Give or take.

Downtown Philadelphia, Pennsylvania

The American Trip also has to do with my solo journey around the country this past summer. Staying with friends, family, and some might say strangers, I maneuvered my way from Philadelphia on the Fourth of July, through Cleveland and Flint and Yellowstone, to a snow-covered, Cascades mountain top in the heart of the state of Washington. Then I bopped down to Yosemite, through Las Vegas and Denver, then stumbled through New Orleans before returning home to south Florida. I saw tractors, fields of corn, Mt. Rushmore, the Grand Canyon, and a HUGE ball of twine. If that’s not an American trip, I don’t know what is!

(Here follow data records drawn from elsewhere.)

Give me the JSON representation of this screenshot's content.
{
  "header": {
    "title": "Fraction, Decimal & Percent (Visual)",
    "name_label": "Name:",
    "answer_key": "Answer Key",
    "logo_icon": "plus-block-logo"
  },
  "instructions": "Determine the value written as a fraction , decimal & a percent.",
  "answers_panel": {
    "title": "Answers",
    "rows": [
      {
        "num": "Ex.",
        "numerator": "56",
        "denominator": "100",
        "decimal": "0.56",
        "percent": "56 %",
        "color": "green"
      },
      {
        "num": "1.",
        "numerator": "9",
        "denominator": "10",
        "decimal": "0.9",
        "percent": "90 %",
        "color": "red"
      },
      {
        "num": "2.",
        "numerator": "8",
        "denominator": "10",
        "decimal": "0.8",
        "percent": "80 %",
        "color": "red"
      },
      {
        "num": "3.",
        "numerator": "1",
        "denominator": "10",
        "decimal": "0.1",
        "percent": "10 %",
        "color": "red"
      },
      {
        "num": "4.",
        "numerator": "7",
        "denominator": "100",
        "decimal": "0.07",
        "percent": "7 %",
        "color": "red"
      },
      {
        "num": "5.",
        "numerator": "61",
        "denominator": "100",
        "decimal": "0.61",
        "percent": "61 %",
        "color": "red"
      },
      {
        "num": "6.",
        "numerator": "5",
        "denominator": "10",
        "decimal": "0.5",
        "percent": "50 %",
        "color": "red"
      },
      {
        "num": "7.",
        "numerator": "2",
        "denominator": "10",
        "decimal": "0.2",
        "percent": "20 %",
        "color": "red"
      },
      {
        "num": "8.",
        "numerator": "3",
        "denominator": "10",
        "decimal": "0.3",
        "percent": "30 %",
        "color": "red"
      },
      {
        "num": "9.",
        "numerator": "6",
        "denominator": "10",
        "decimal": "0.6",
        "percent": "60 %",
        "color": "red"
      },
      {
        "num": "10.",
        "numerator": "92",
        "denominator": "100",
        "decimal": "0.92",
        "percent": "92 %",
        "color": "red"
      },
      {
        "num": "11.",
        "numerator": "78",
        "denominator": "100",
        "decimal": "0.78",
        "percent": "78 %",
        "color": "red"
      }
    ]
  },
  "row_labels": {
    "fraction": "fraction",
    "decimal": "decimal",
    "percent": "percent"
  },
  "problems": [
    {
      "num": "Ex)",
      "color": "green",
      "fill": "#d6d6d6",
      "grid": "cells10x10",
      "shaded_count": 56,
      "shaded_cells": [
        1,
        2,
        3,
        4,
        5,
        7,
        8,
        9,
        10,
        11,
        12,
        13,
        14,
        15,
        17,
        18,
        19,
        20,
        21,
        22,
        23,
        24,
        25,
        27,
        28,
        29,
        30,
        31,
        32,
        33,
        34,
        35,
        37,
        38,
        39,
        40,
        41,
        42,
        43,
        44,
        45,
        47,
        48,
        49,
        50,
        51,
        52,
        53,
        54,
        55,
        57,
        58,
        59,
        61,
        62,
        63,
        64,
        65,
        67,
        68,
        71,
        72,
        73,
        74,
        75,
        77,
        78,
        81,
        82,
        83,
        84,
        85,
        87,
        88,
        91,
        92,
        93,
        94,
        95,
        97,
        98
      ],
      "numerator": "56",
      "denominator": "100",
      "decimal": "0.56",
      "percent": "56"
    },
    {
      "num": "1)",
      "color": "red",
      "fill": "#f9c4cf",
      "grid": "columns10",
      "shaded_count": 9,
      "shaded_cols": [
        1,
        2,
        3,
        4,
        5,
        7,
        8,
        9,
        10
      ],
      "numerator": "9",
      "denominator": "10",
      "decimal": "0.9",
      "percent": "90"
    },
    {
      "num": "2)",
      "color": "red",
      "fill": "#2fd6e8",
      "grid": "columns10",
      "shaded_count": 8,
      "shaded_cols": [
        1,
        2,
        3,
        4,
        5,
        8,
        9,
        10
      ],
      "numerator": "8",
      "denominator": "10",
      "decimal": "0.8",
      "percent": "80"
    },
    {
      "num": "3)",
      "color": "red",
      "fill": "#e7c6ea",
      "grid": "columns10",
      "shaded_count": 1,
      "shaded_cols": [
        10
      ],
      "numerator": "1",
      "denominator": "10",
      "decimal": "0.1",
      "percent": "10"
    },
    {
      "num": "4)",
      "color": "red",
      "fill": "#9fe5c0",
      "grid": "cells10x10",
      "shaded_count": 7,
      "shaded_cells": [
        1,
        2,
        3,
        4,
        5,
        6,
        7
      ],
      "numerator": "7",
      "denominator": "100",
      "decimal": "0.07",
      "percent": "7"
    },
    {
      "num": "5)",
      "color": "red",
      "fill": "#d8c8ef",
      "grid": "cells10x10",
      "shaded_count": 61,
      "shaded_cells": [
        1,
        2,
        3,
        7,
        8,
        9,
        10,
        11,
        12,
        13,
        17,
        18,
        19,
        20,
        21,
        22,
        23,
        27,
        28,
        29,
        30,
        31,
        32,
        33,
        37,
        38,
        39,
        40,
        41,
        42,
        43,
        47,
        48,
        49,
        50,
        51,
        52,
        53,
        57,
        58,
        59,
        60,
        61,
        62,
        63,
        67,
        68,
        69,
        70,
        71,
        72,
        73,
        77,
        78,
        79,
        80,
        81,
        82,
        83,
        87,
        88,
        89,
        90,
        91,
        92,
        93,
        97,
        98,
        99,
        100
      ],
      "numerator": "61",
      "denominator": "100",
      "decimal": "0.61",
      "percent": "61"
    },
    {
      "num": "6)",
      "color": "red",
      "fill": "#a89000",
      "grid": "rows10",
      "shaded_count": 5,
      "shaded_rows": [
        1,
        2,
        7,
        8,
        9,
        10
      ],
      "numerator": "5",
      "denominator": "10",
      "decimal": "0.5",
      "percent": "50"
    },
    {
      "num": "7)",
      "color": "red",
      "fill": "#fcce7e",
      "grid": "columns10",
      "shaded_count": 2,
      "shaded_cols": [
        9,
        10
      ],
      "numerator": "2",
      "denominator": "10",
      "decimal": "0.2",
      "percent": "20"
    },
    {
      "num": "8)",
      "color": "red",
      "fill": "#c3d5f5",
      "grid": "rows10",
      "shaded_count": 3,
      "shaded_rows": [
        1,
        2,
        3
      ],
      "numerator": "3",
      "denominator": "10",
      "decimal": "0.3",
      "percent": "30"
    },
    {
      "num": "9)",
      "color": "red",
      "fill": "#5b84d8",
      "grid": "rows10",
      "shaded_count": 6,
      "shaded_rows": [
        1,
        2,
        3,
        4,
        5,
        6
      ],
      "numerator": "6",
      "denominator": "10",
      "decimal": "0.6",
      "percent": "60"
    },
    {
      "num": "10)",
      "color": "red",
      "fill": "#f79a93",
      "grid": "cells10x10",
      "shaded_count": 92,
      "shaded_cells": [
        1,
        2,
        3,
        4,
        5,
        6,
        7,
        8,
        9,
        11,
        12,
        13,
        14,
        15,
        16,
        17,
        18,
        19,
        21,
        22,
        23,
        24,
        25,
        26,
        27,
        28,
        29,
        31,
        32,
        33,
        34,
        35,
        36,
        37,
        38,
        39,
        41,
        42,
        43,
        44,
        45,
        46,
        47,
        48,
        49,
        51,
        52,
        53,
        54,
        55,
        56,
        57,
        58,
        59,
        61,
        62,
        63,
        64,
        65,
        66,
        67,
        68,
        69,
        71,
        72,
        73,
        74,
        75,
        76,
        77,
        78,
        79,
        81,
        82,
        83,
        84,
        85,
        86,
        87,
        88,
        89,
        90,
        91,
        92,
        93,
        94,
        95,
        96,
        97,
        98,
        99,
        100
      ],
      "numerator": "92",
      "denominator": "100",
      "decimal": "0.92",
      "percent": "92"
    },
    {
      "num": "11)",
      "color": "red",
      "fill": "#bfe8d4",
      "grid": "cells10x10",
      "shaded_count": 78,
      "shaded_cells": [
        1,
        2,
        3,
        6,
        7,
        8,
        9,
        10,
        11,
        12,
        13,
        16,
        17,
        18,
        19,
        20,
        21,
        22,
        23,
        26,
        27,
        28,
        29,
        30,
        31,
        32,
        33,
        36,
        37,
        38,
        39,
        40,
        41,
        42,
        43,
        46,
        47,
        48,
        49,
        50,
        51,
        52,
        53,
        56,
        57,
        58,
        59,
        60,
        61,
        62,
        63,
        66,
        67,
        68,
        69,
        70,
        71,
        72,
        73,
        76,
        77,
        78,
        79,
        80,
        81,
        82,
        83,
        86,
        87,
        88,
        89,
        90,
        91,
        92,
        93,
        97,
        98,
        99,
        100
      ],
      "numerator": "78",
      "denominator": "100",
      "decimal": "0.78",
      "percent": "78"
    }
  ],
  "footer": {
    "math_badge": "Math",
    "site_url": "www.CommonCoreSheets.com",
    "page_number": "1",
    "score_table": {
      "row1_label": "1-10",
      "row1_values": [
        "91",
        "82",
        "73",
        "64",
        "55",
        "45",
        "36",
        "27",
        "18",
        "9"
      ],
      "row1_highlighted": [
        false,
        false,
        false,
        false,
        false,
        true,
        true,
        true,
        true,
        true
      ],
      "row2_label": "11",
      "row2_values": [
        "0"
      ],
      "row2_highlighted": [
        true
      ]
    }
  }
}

San Joaquin Valley, California

Over the coming weeks, I’ll be sharing stories here about the people and places I encountered along the way. You might have heard: there’s some funky shit goin’ down. And, trust me on this: it goes way beyond the city! People everywhere are worried about job security and getting the bills paid, concerned about their children’s education, and terrified some random event will wipe them out. But, faith is out there, too. And optimism. And breath-taking, jaw-dropping beauty. If I had to sum it up in a single word, I’d say this country is AMAZING.

View from atop Hoover Dam, outside Las Vegas, Nevada

But, one word does NOT a story make. So, I hope you’ll stay tuned for a few more. Until then, I’ll leave you to browse the water towers. ;)

~ Dawn

Mount Jackson, Virginia

Roy, Washington

Kit Carson, Colorado

Waldo, Kansas

Cawker City, Kansas - home of the World's Largest Ball of Twine

#AmericanTrip #MLCRoadTrip (c) 2017 Dawn Scovill